He trekked the ridgelines of the Blue Ridge to find the optimum route and it is Browning who made the recommendations to Stanley Abbott and to the engineers regarding the geography and the view-sheds and ultimately was called to Washington where he presented a persuasive argument to Harold Ickes for what became the route of the Blue Ridge Parkway. It was Browning's maps that were given to the Secretary of the Interior in 1934 as preparation for the Parkway planning and which acted as the catalyst for the acceptance of the Blue Ridge Parkway plan.
Later, in one of the many trips to western North Carolina made by Ickes and by Arno Cammerer, his assistant, it was Browning who was called on to escort the dignitaries on planned trips to the Blue Ridge Parkway construction sites and to the surrounding mountains. Browning knew his western North Carolina geography, as he had spent countless hours walking the route that would later become the parkway. Fred Weede describes a mapping trip that Browning led for those who were promoting the new parkway.
A native of Maryland, Getty started his career as a surveyor. He worked in West Virginia as a bridge surveyor and for the railroad and then back to Maryland for the Maryland Roads Commission which was centered in Baltimore.. He came to North Carolina in 1920 to work for the newly formed Highway Commission in that state and stayed for the remainder of his career. He became the chief location and claim engineer for the North Carolina Commission and was responsible for many highways within the state, including the Blue Ridge Parkway.
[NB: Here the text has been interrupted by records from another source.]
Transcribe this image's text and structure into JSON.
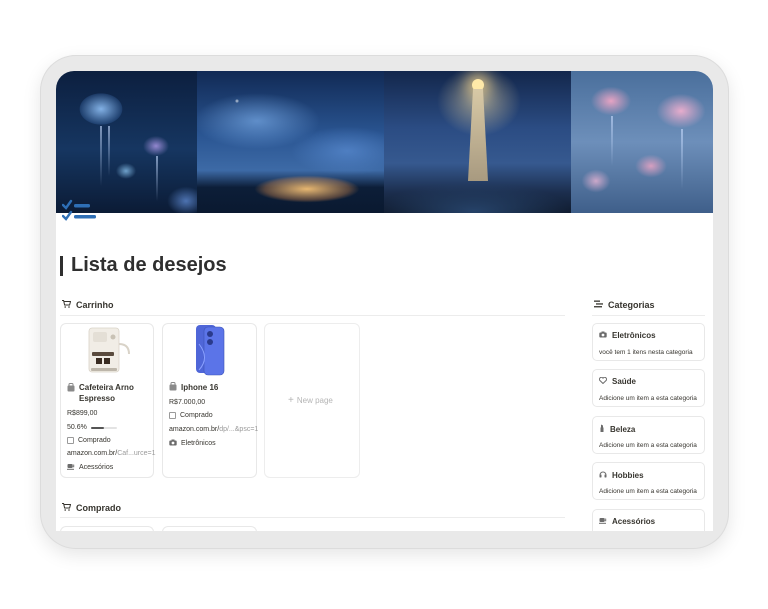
{
  "page": {
    "title": "Lista de desejos"
  },
  "sections": {
    "carrinho": "Carrinho",
    "comprado": "Comprado",
    "categorias": "Categorias"
  },
  "cards": [
    {
      "name_line1": "Cafeteira Arno",
      "name_line2": "Espresso",
      "price": "R$899,00",
      "percent": "50.6%",
      "percent_value": 0.506,
      "checkbox_label": "Comprado",
      "link_prefix": "amazon.com.br/",
      "link_suffix": "Caf...urce=1",
      "category": "Acessórios"
    },
    {
      "name_line1": "Iphone 16",
      "price": "R$7.000,00",
      "checkbox_label": "Comprado",
      "link_prefix": "amazon.com.br/",
      "link_suffix": "dp/...&psc=1",
      "category": "Eletrônicos"
    }
  ],
  "new_page": {
    "label": "New page",
    "icon": "plus-icon"
  },
  "categories": [
    {
      "name": "Eletrônicos",
      "desc": "você tem 1 itens nesta categoria",
      "icon": "camera-icon"
    },
    {
      "name": "Saúde",
      "desc": "Adicione um item a esta categoria",
      "icon": "heart-icon"
    },
    {
      "name": "Beleza",
      "desc": "Adicione um item a esta categoria",
      "icon": "lipstick-icon"
    },
    {
      "name": "Hobbies",
      "desc": "Adicione um item a esta categoria",
      "icon": "headphones-icon"
    },
    {
      "name": "Acessórios",
      "desc": "",
      "icon": "coffee-icon"
    }
  ],
  "colors": {
    "accent": "#2e6fb6",
    "text": "#37352f",
    "border": "#e8e8e8"
  }
}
A resident of Durham, North Carolina, Browning moved to Raleigh in 1925 when he was promoted to the position of director of the Location and Right of Way department for the Highway Commission.He was a significant contributor to the war effort and was charged to assist the Navy in development of a large munitions plant. He also played a key role in the production of tankers used in the war effort. As one travels on the Blue Ridge Parkway and arrives at Milepost 451.2, a plaque that honors Browning and his work on the Blue Ridge will be found. If the traveler looks up at the peaks near the city of Waynesville, North Carolina, they will see a high peak of some 6,000 feet. This is Browning Knob, named for the indefatigable mountain lover, R. Getty Browning.
Text from University Of North Carolina Asheville Special Collections and University Archives.